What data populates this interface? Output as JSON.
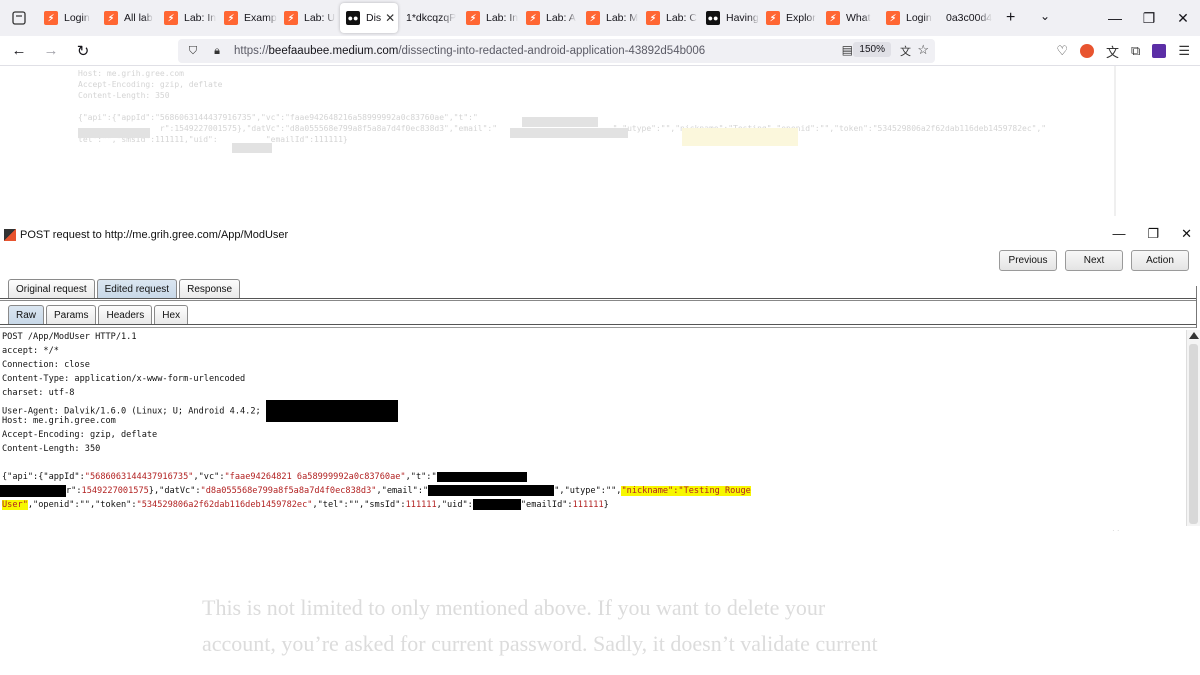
{
  "browser": {
    "tabs": [
      {
        "label": "Login",
        "icon": "burp"
      },
      {
        "label": "All lab",
        "icon": "burp"
      },
      {
        "label": "Lab: In",
        "icon": "burp"
      },
      {
        "label": "Examp",
        "icon": "burp"
      },
      {
        "label": "Lab: U",
        "icon": "burp"
      },
      {
        "label": "Dis",
        "icon": "medium",
        "active": true
      },
      {
        "label": "1*dkcqzqP",
        "icon": "none"
      },
      {
        "label": "Lab: In",
        "icon": "burp"
      },
      {
        "label": "Lab: A",
        "icon": "burp"
      },
      {
        "label": "Lab: M",
        "icon": "burp"
      },
      {
        "label": "Lab: C",
        "icon": "burp"
      },
      {
        "label": "Having",
        "icon": "medium"
      },
      {
        "label": "Explor",
        "icon": "burp"
      },
      {
        "label": "What",
        "icon": "burp"
      },
      {
        "label": "Login",
        "icon": "burp"
      },
      {
        "label": "0a3c00d4",
        "icon": "none"
      }
    ],
    "url_prefix": "https://",
    "url_domain": "beefaaubee.medium.com",
    "url_path": "/dissecting-into-redacted-android-application-43892d54b006",
    "zoom": "150%"
  },
  "background": {
    "article_lines": [
      "This is not limited to only mentioned above. If you want to delete your",
      "account, you’re asked for current password. Sadly, it doesn’t validate current"
    ]
  },
  "burp": {
    "title": "POST request to http://me.grih.gree.com/App/ModUser",
    "buttons": {
      "previous": "Previous",
      "next": "Next",
      "action": "Action"
    },
    "tabs_top": [
      "Original request",
      "Edited request",
      "Response"
    ],
    "tabs_view": [
      "Raw",
      "Params",
      "Headers",
      "Hex"
    ],
    "request": {
      "line1": "POST /App/ModUser HTTP/1.1",
      "line2": "accept: */*",
      "line3": "Connection: close",
      "line4": "Content-Type: application/x-www-form-urlencoded",
      "line5": "charset: utf-8",
      "line6": "User-Agent: Dalvik/1.6.0 (Linux; U; Android 4.4.2; ",
      "line7": "Host: me.grih.gree.com",
      "line8": "Accept-Encoding: gzip, deflate",
      "line9": "Content-Length: 350"
    },
    "body": {
      "p1": "{\"api\":{\"appId\":",
      "v_appid": "\"5686063144437916735\"",
      "p2": ",\"vc\":",
      "v_vc": "\"faae94264821 6a58999992a0c83760ae\"",
      "p3": ",\"t\":\"",
      "p4": "r\":",
      "v_r": "1549227001575",
      "p5": "},\"datVc\":",
      "v_datvc": "\"d8a055568e799a8f5a8a7d4f0ec838d3\"",
      "p6": ",\"email\":\"",
      "p7": "\",\"utype\":\"\",",
      "v_nick": "\"nickname\":\"Testing Rouge",
      "v_nick2": "User\"",
      "p8": ",\"openid\":\"\",\"token\":",
      "v_token": "\"534529806a2f62dab116deb1459782ec\"",
      "p9": ",\"tel\":\"\",\"smsId\":",
      "v_sms": "111111",
      "p10": ",\"uid\":",
      "p11": "\"emailId\":",
      "v_eid": "111111",
      "p12": "}"
    }
  },
  "colors": {
    "key": "#111111",
    "value": "#b22222",
    "highlight": "#f7f700",
    "burp_accent": "#e8542f"
  }
}
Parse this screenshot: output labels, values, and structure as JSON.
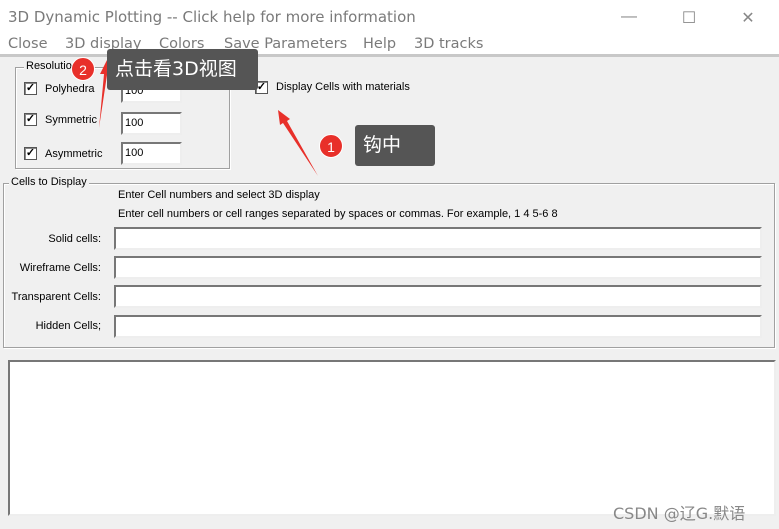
{
  "window": {
    "title": "3D Dynamic Plotting -- Click help for more information",
    "minimize": "—",
    "maximize": "☐",
    "close": "✕"
  },
  "menu": [
    "Close",
    "3D display",
    "Colors",
    "Save Parameters",
    "Help",
    "3D tracks"
  ],
  "resolution": {
    "label": "Resolution",
    "items": [
      {
        "label": "Polyhedra",
        "checked": true,
        "value": "100"
      },
      {
        "label": "Symmetric",
        "checked": true,
        "value": "100"
      },
      {
        "label": "Asymmetric",
        "checked": true,
        "value": "100"
      }
    ]
  },
  "display_materials": {
    "label": "Display Cells with materials",
    "checked": true
  },
  "cells": {
    "label": "Cells to Display",
    "hint1": "Enter Cell numbers and select 3D display",
    "hint2": "Enter cell numbers or cell ranges separated by spaces or commas.  For example, 1 4 5-6 8",
    "fields": [
      {
        "label": "Solid cells:",
        "value": ""
      },
      {
        "label": "Wireframe Cells:",
        "value": ""
      },
      {
        "label": "Transparent Cells:",
        "value": ""
      },
      {
        "label": "Hidden Cells;",
        "value": ""
      }
    ]
  },
  "output": {
    "value": ""
  },
  "annotations": [
    {
      "number": "1",
      "text": "钩中"
    },
    {
      "number": "2",
      "text": "点击看3D视图"
    }
  ],
  "watermark": "CSDN @辽G.默语",
  "colors": {
    "annotation_red": "#e8302a",
    "callout_bg": "#555555"
  }
}
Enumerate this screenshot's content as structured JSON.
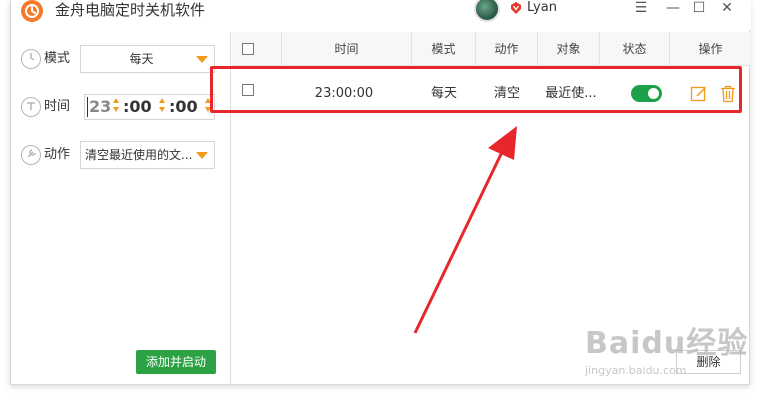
{
  "window": {
    "title": "金舟电脑定时关机软件",
    "username": "Lyan",
    "controls": {
      "menu": "☰",
      "minimize": "—",
      "maximize": "☐",
      "close": "✕"
    }
  },
  "left": {
    "mode_label": "模式",
    "mode_value": "每天",
    "time_label": "时间",
    "time_hours": "23",
    "time_minutes": ":00",
    "time_seconds": ":00",
    "action_label": "动作",
    "action_value": "清空最近使用的文...",
    "add_button": "添加并启动"
  },
  "table": {
    "headers": [
      "时间",
      "模式",
      "动作",
      "对象",
      "状态",
      "操作"
    ],
    "rows": [
      {
        "time": "23:00:00",
        "mode": "每天",
        "action": "清空",
        "target": "最近使...",
        "status_on": true
      }
    ]
  },
  "delete_button": "删除",
  "watermark": {
    "brand": "Baidu经验",
    "url": "jingyan.baidu.com"
  },
  "colors": {
    "accent": "#f29a1a",
    "green": "#2ba244",
    "highlight": "#e8272c",
    "logo": "#f5792a"
  },
  "icons": [
    "alarm-clock-icon",
    "clock-icon",
    "wrench-icon",
    "edit-icon",
    "trash-icon",
    "vip-crown-icon"
  ]
}
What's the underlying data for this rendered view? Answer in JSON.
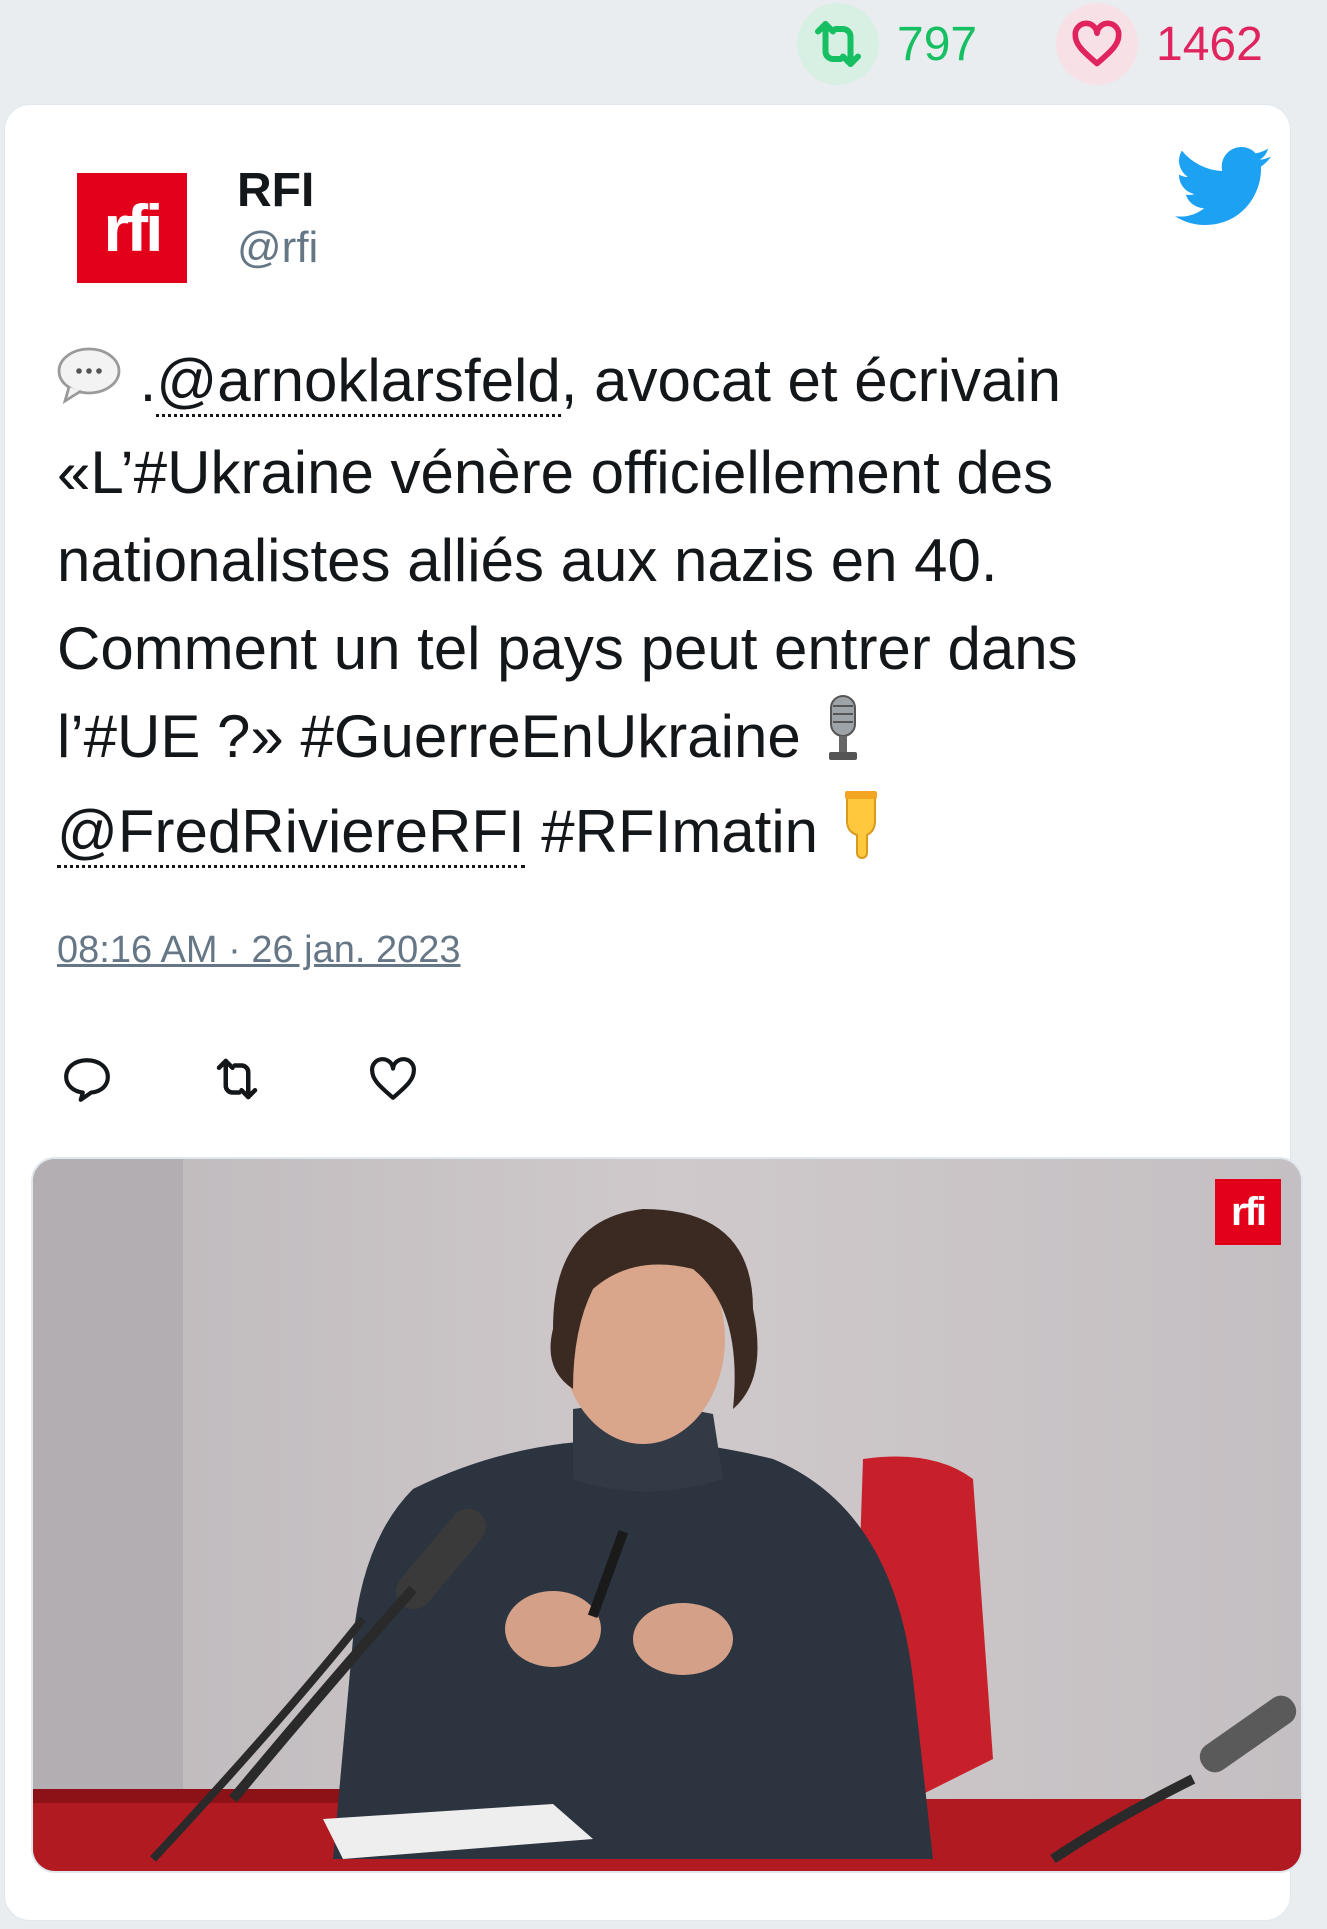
{
  "stats": {
    "retweets": "797",
    "likes": "1462",
    "retweet_color": "#17bf63",
    "like_color": "#e0245e"
  },
  "tweet": {
    "author_name": "RFI",
    "author_handle": "@rfi",
    "avatar_text": "rfi",
    "lines": {
      "l1_prefix": " .",
      "l1_mention": "@arnoklarsfeld",
      "l1_rest": ", avocat et écrivain",
      "l2": "«L’#Ukraine vénère officiellement des",
      "l3": "nationalistes alliés aux nazis en 40.",
      "l4": "Comment un tel pays peut entrer dans",
      "l5": "l’#UE ?» #GuerreEnUkraine ",
      "l6_mention": "@FredRiviereRFI",
      "l6_rest": " #RFImatin "
    },
    "timestamp": "08:16 AM · 26 jan. 2023",
    "icons": {
      "speech": "speech-balloon-icon",
      "mic": "microphone-icon",
      "pointing": "pointing-down-icon",
      "platform": "twitter-bird-icon"
    }
  },
  "media": {
    "logo_text": "rfi",
    "brand_color": "#e2001a"
  }
}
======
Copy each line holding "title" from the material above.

▶ SOLVED EXERCISE:
    "title": "POST request to http://me.grih.gree.com/App/ModUser",
    "title": "3D Dynamic Plotting -- Click help for more information",
    "title": "金舟电脑定时关机软件",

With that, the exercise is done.